Earlier this morning, the California Supreme Court released its decision in the marriage cases. It’s been pretty clear for a while that they would uphold Proposition 8 and refuse to nullify existing marriages. I’d like to talk about why that is not necessarily a bad thing, a position that I know is sort of unpopular, but which is not an endorsement of bigotry or stupidity, qualities I don’t actually think California’s citizens are guilty of en masse.
You wouldn’t know that, by the way, if you, like me, worked in the State Building, where the Supreme Court is located. The sign-waving people were out in force this morning. But then they always are. Today, they were hating California’s gay and lesbian citizens. Last year, it was women who wanted abortions. A few decades ago, it was African-American Californians who wanted a decent public education. All they do is switch out the slogans and pictures — but the message is the same. Those who are different are scary and hateful.
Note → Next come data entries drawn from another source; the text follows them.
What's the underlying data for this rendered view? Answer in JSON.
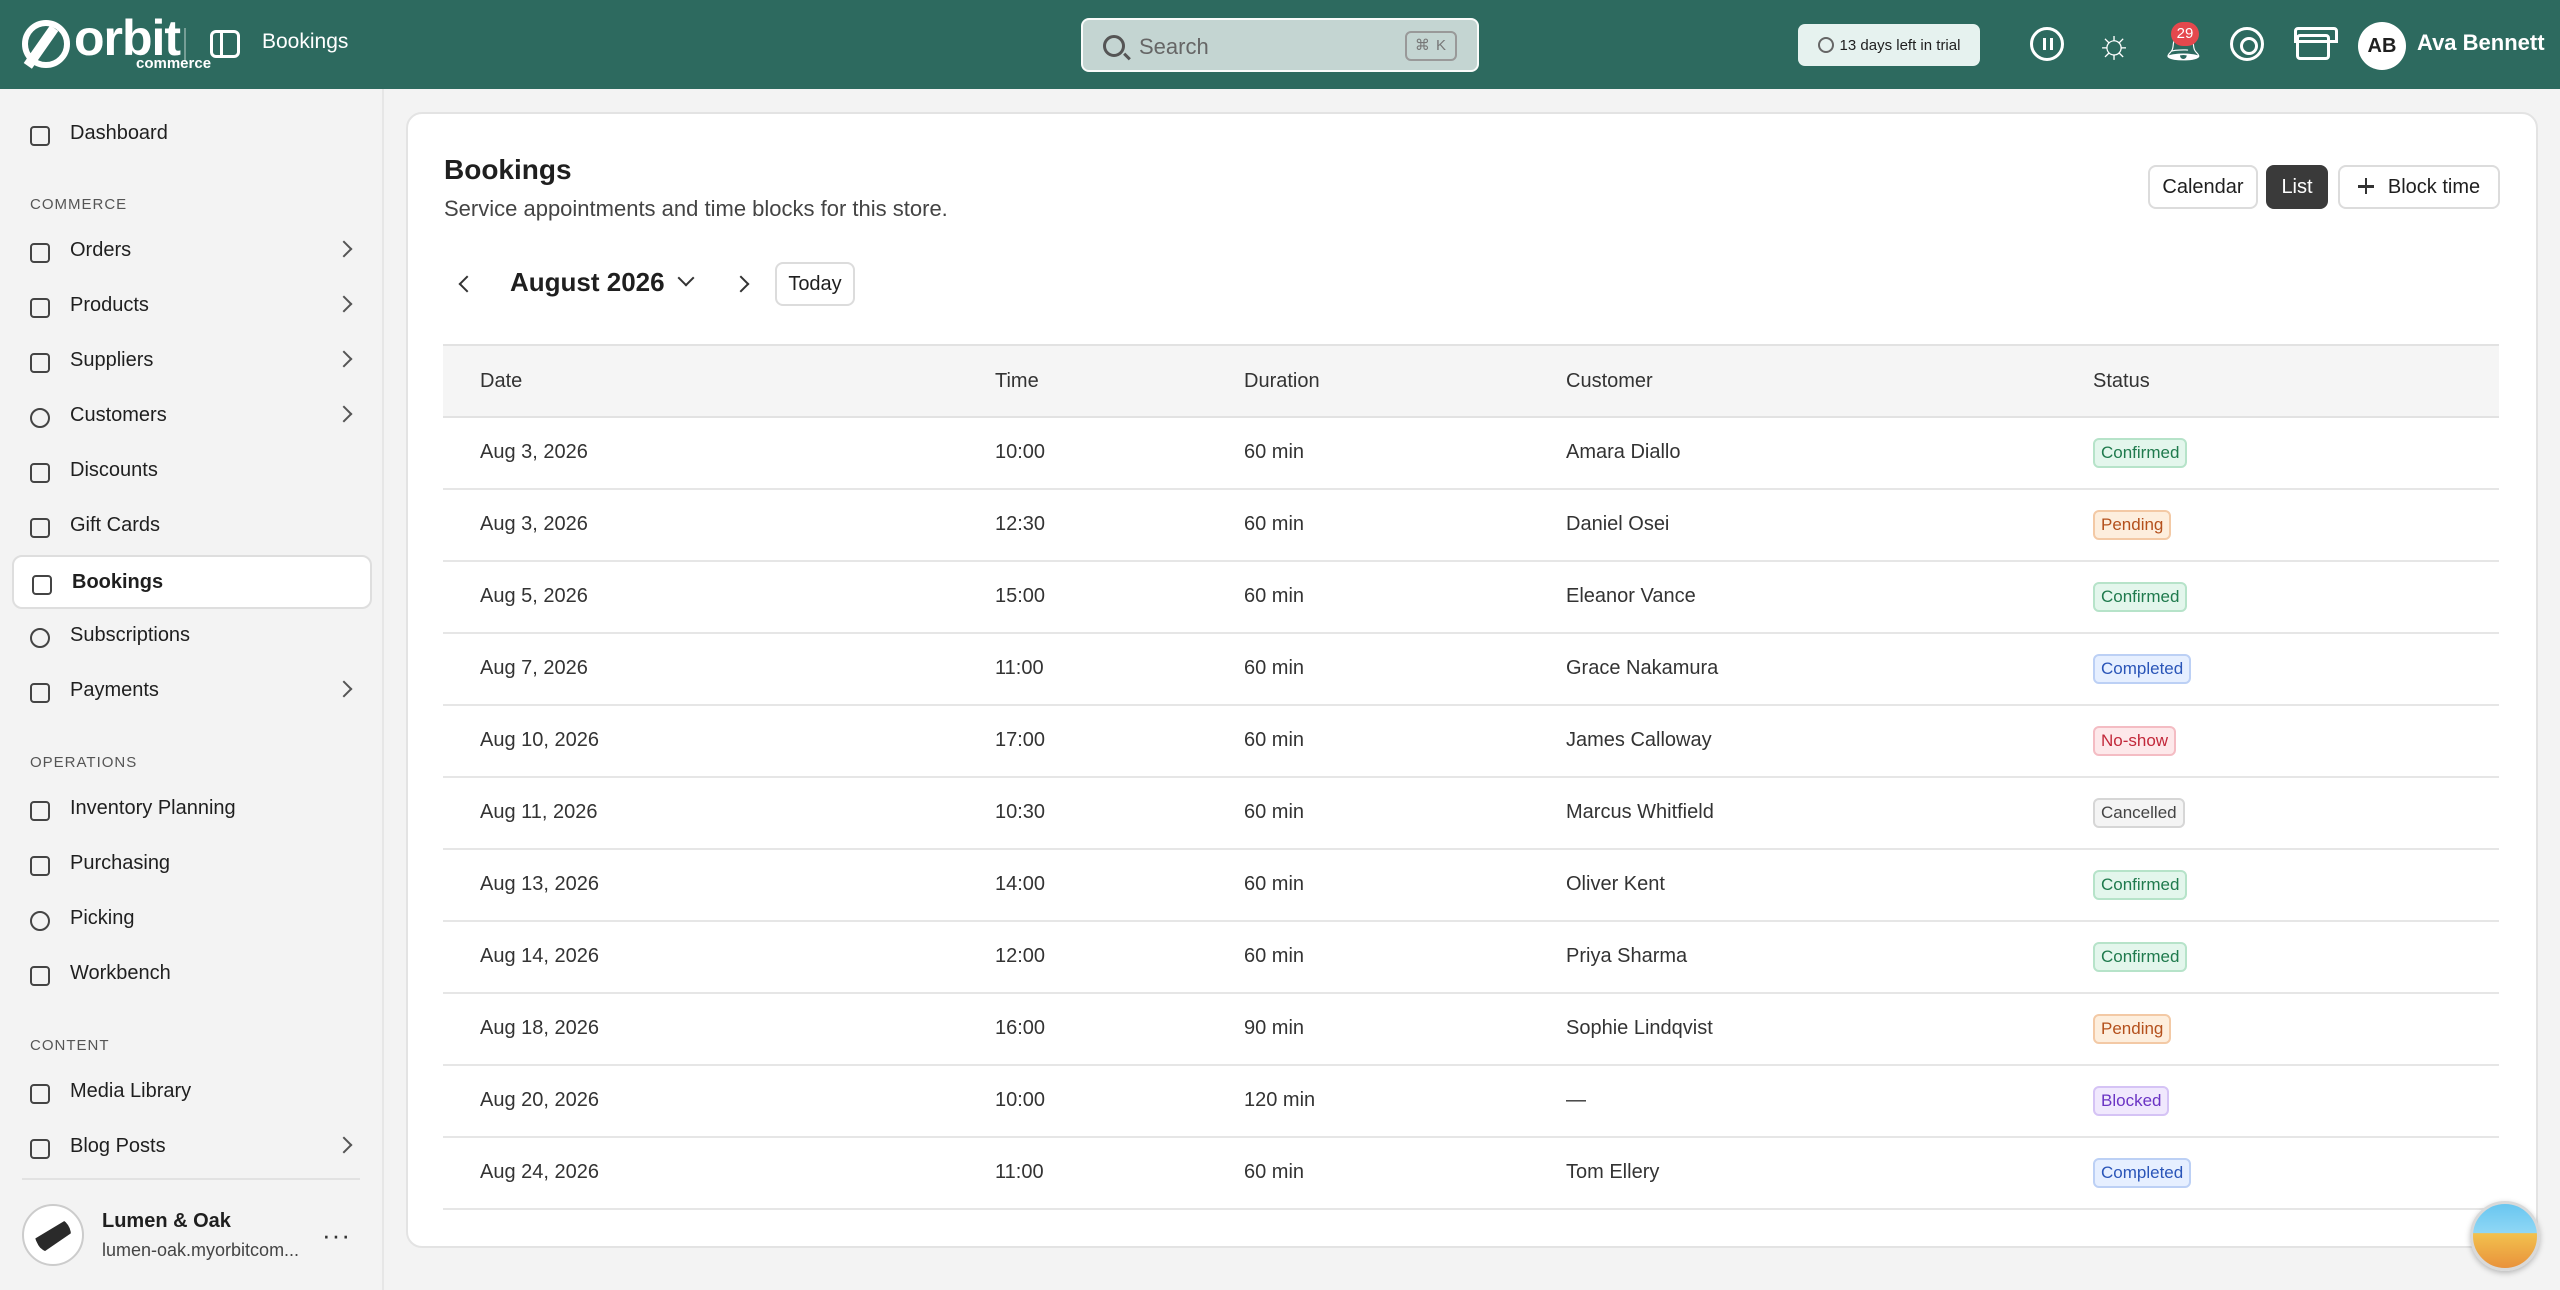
{
  "topbar": {
    "brand": "orbit",
    "brand_sub": "commerce",
    "page_title": "Bookings",
    "search_placeholder": "Search",
    "search_shortcut": "⌘ K",
    "trial_text": "13 days left in trial",
    "notifications_count": "29",
    "user_initials": "AB",
    "user_name": "Ava Bennett"
  },
  "sidebar": {
    "dashboard": "Dashboard",
    "section_commerce": "COMMERCE",
    "orders": "Orders",
    "products": "Products",
    "suppliers": "Suppliers",
    "customers": "Customers",
    "discounts": "Discounts",
    "gift_cards": "Gift Cards",
    "bookings": "Bookings",
    "subscriptions": "Subscriptions",
    "payments": "Payments",
    "section_operations": "OPERATIONS",
    "inventory_planning": "Inventory Planning",
    "purchasing": "Purchasing",
    "picking": "Picking",
    "workbench": "Workbench",
    "section_content": "CONTENT",
    "media_library": "Media Library",
    "blog_posts": "Blog Posts",
    "store_name": "Lumen & Oak",
    "store_url": "lumen-oak.myorbitcom...",
    "store_more": "···"
  },
  "main": {
    "title": "Bookings",
    "subtitle": "Service appointments and time blocks for this store.",
    "view_calendar": "Calendar",
    "view_list": "List",
    "block_time": "Block time",
    "month": "August 2026",
    "today": "Today",
    "columns": [
      "Date",
      "Time",
      "Duration",
      "Customer",
      "Status"
    ],
    "rows": [
      {
        "date": "Aug 3, 2026",
        "time": "10:00",
        "duration": "60 min",
        "customer": "Amara Diallo",
        "status": "Confirmed"
      },
      {
        "date": "Aug 3, 2026",
        "time": "12:30",
        "duration": "60 min",
        "customer": "Daniel Osei",
        "status": "Pending"
      },
      {
        "date": "Aug 5, 2026",
        "time": "15:00",
        "duration": "60 min",
        "customer": "Eleanor Vance",
        "status": "Confirmed"
      },
      {
        "date": "Aug 7, 2026",
        "time": "11:00",
        "duration": "60 min",
        "customer": "Grace Nakamura",
        "status": "Completed"
      },
      {
        "date": "Aug 10, 2026",
        "time": "17:00",
        "duration": "60 min",
        "customer": "James Calloway",
        "status": "No-show"
      },
      {
        "date": "Aug 11, 2026",
        "time": "10:30",
        "duration": "60 min",
        "customer": "Marcus Whitfield",
        "status": "Cancelled"
      },
      {
        "date": "Aug 13, 2026",
        "time": "14:00",
        "duration": "60 min",
        "customer": "Oliver Kent",
        "status": "Confirmed"
      },
      {
        "date": "Aug 14, 2026",
        "time": "12:00",
        "duration": "60 min",
        "customer": "Priya Sharma",
        "status": "Confirmed"
      },
      {
        "date": "Aug 18, 2026",
        "time": "16:00",
        "duration": "90 min",
        "customer": "Sophie Lindqvist",
        "status": "Pending"
      },
      {
        "date": "Aug 20, 2026",
        "time": "10:00",
        "duration": "120 min",
        "customer": "—",
        "status": "Blocked"
      },
      {
        "date": "Aug 24, 2026",
        "time": "11:00",
        "duration": "60 min",
        "customer": "Tom Ellery",
        "status": "Completed"
      }
    ]
  },
  "status_colors": {
    "Confirmed": {
      "bg": "#e3f6ec",
      "fg": "#1f7a4d",
      "border": "#b6e3c9"
    },
    "Pending": {
      "bg": "#fdeedd",
      "fg": "#b4501c",
      "border": "#f3c9a5"
    },
    "Completed": {
      "bg": "#e6efff",
      "fg": "#2a55b8",
      "border": "#bcd0f5"
    },
    "No-show": {
      "bg": "#fde8ea",
      "fg": "#c2283a",
      "border": "#f4bcc3"
    },
    "Cancelled": {
      "bg": "#f4f4f4",
      "fg": "#444444",
      "border": "#d6d6d6"
    },
    "Blocked": {
      "bg": "#f0e8fd",
      "fg": "#6b34c4",
      "border": "#d5c3f5"
    }
  },
  "colors": {
    "topbar": "#2d6a5f",
    "accent_dark": "#3a3a3a"
  }
}
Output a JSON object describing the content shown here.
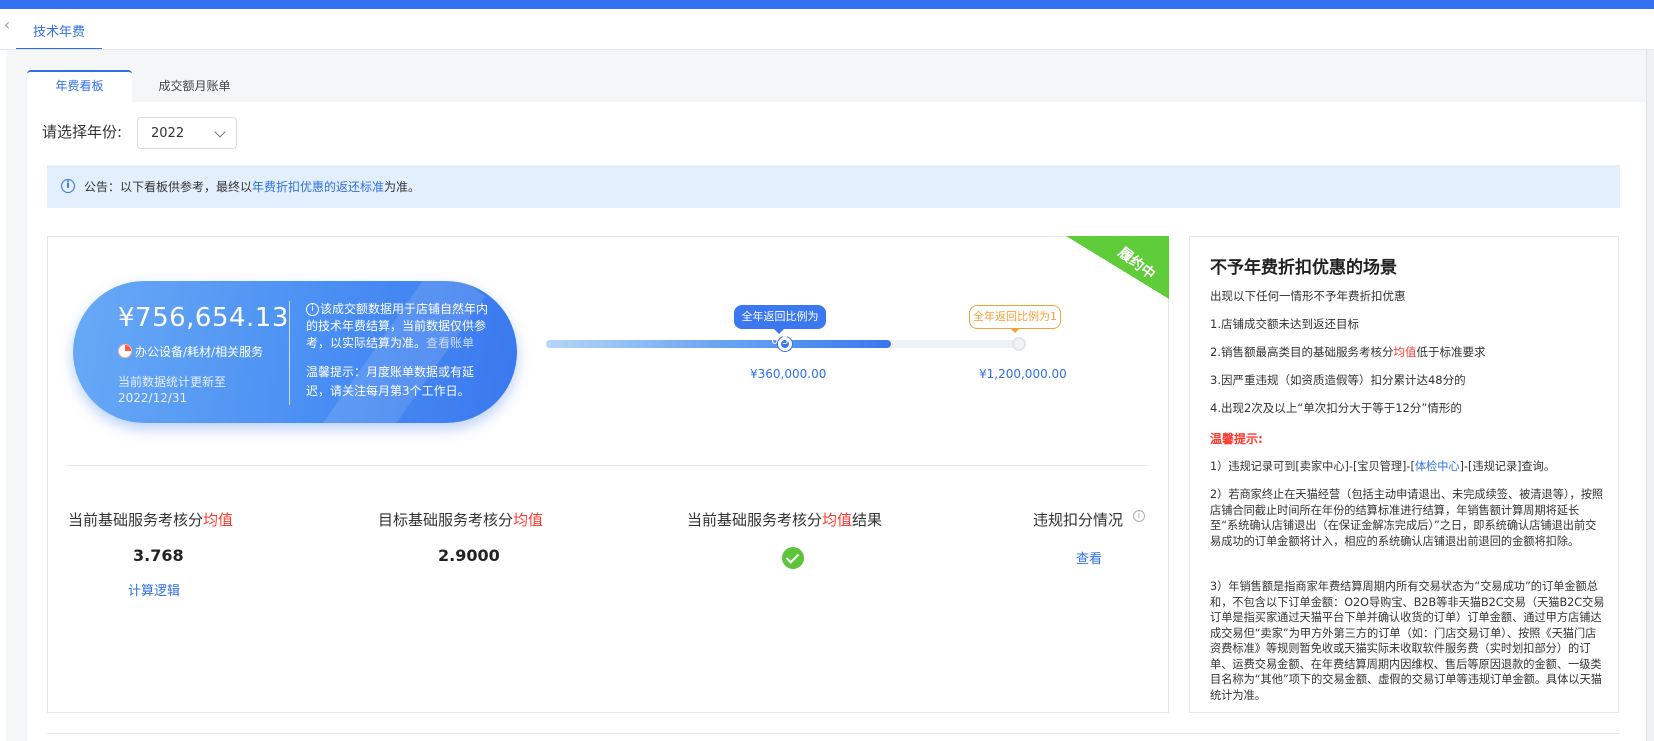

But those people are so clearly a minority. Having skimmed the court’s opinion, it’s obvious from its tone that the court feels no sympathy for the social views of those who passed Proposition 8. In fact, their earlier opinion in the marriage cases, the opinion in which they announced that the California constitution is violated when marriage is made unavailable to gay Californians, makes their views about the civil rights issue quite obvious.
I’m not sure what I’d have done if this was MY issue to deal with, but I’m going to guess that their limited view of their role in this debate is not a tragedy. Look at one of the great civil rights decision of the 20th century, Brown vs. Board of Education, and then ask yourself whether the public schools in the United States are still segregated and you will see the limits of a court’s ability to change the way Americans think about those who are different. Judicial efforts to integrate the schools have not been huge triumphs, at least not at the local level. Even in a city like Berkeley, where I live, the public schools, particularly in the lower grades, are largely filled with children from poorer households, children who are overwhelmingly African-American and Hispanic.
Why is this? It’s complex, but my guess is that parents — even in places like Berkeley — didn’t like being told to drive their children across Berkeley to kindergarten. And they are no more comfortable with racial and economic differences than their counterparts in less obviously liberal communities across the country, a discomfort that cannot be mitigated by a judge telling you that you must ignore your fears. This discomfort can only change with familiarity with difference and good will — something we are all capable of, I’m certain. When California’s generous financing of public schools was dismantled by Prop. 13, private schools became even more attractive to wealthier, white Californians, and gave well-meaning, liberal, white people cover for pulling their kids out of public schools, and, well, there you have it, a story that’s true across the country and one I think is still being told.
My point is this: there’s only so much the judiciary can do and California’s Supreme Court has done about all it feels institutionally capable of doing. It’s announced an important principle, one that isn’t popular with some Californians. The thing to remember is that our attention is now very much focused on this issue in a way that it hasn’t been for decades. And most of the people who are now thinking about whether it’s okay to say gay people can’t marry are not in front of my building wavy nasty signs. They’re thinking about how Mr. Sulu from Star Trek married his partner last year and how they’ve always liked him and that show. Or about the teacher at the school where their kids go who got married last fall and looked really cute in those pictures where she was wearing a tux, and really, why shouldn’t she wear a tux? I think it’s undeniable that we have begun to see that we are not so different from each other after all.
Today the message is really that the courts cannot force social change to happen, not alone, anyway. The thing to focus on is that the people can do and should do a lot more than the judiciary in this area. The Proposition 8 opponents ran a poor campaign. Much thinking needs to be done about how to run a better one. It’s clear that the majority of Californians did not support Proposition 8. They need to make that point much clearer, the next time this issue is on the ballot.
And then somebody really needs to think about the wisdom of running our state government through initiative, an experiment in populism that has so obviously failed us — everywhere you look, you can see how California’s institutions have been weakened and even ruined because of whimsical and short sighted initiatives — Proposition 13 being the most obvious. A proposition that bans the whole initiative process is looking very good to me at this moment.
There’s more to be said, and more will be said, on this issue. But I am going to guess that in the next five years, there will be another initiative, one amending the constitution to reflect the views of most people in California and that initiative will not look like Proposition 8.